Perceptive diners increasingly want to enjoy something that they can share with others, and signature dishes give consumers that kind of unique experience. A signature dish can mean many different things. Classic dishes allow people to connect with their roots and the history of the regions where they live or travel. Often, a restaurant’s signature dish is a special modified version of a popular dish.  By promoting signature dishes or beverages, restaurateurs can take advantage of these customer desires and preferences drawing in committed fans of particular dishes, cuisines and styles of cooking.

Enthusiastic Support Creates Word-of-mouth & Online Referrals

People show tremendous loyalty and enthusiasm for their favorite foods, and signature foods or dishes are the culinary equivalent of an author finding his or her niche or an artist finding a unique style of self-expression. In fact, most restaurant franchises started operations based partly on the culinary appeal of some signature dishes, styles of cooking, service or plating presentations.

  • Famous dishes often incorporate local produce, seafood, game or condiments.
  • Some restaurants specialize in cooking national, regional or local dishes that are popular with people from particular ethnic backgrounds.
  • Signature dishes might change over time as new chefs brand dishes with their own styles or make changes to reduce fat.
  • Brand image and food consistency often have their roots in distinctive restaurant dishes.
  • Emphasizing history, preparation techniques or sustainable local ingredients provides rich marketing possibilities for restaurants.

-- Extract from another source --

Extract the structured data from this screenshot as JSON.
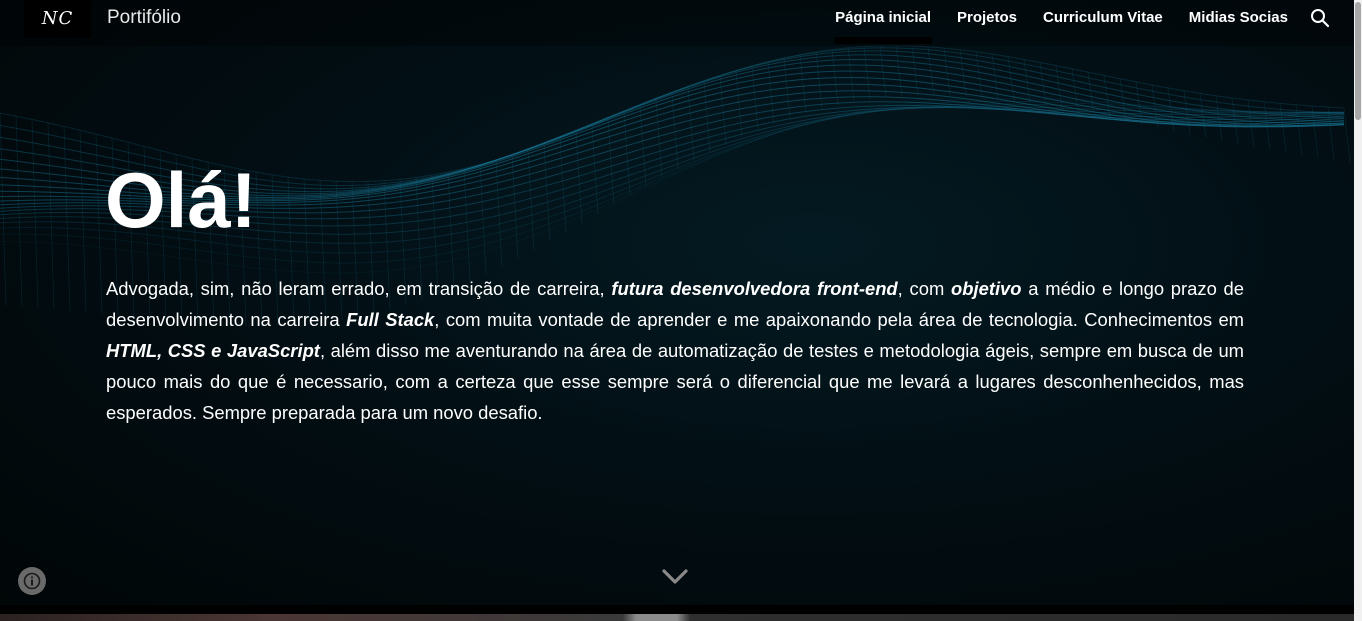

Samples of Signature Dishes from Celebrity Chefs and Famous Restaurants

Signature dishes might include appetizers, soups, salads, streaks, entrées or desserts, and cooking methods range from simple and healthy to complicated dishes like cassoulet that take several days to prepare. In New York, the Waldorf salad and Delmonico steak became inextricably linked to the Waldorf-Astoria hotel and Delmonico’s restaurant in lower Manhattan, and the foods shared fame with the establishments that served them, which has lasted since the 19th century.

Regional favorites include barbecue dishes, Cajun and Creole specialties, crab cakes, chili, barbecue ribs, muffuletta sandwiches, Philly cheese steaks, Louisiana gumbo, pastrami sandwiches and spectacular desserts such as baked Alaska, chocolate soufflé, crêpes Suzette and croquembouche.

Celebrity chefs often gain notoriety based on their interpretations of signature menu items:

  • Tory McPhail of Commander’s Palace adopted Puerto Rican grilled shrimp, a popular street food served on sticks, to create an upscale dish called Caribbean Grilled Shrimp “Pincho’s.”
  • Franz Sacher became famous for his signature sachertorte, which bears his name.
  • Gordon Ramsay’s signature dish, beef Wellington, appears in his many restaurants and television shows.
  • Heston Blumenthal established a reputation for a dish with the unlikely name of snail porridge.

Restaurant signature dishes can serve as tourist attractions and sources of civic. Commander’s Palace in New Orleans has produced many celebrity chefs, such as Paul Prudhomme, Emeril Lagasse and Tory McPhail, and signature dishes that include turtle soup with sherry, bread pudding soufflé, Parmesan-crusted oysters and pecan-crusted Gulf fish.

Promotional Power Extends Beyond Any Single Dish

The important things about signature dishes is that they capture the imagination of aficionados who influence other people to visit restaurants including those who have little interest in the signature dishes.

  • People who visit restaurants to enjoy their favorite foods often try other menu items and spend lots of money on à la carte foods and beverages.
  • Servers and staff can upsell signature dishes by explaining their history, traditional accompaniments and suitable wine choices.
  • Restaurants can link their cuisines with local or regional foods, ethnic specialties and sustainable local sources.
  • Signature dishes can generate social and traditional media attention for restaurants, which increases marketing attraction, star power and online visibility.

Restaurants often need to change their menus and foods to keep pace with culinary trends, but signature dishes have the power to serve as anchors for loyal customers and evolve to reflect new trends, healthier eating habits and the techniques and personalities of new head chefs.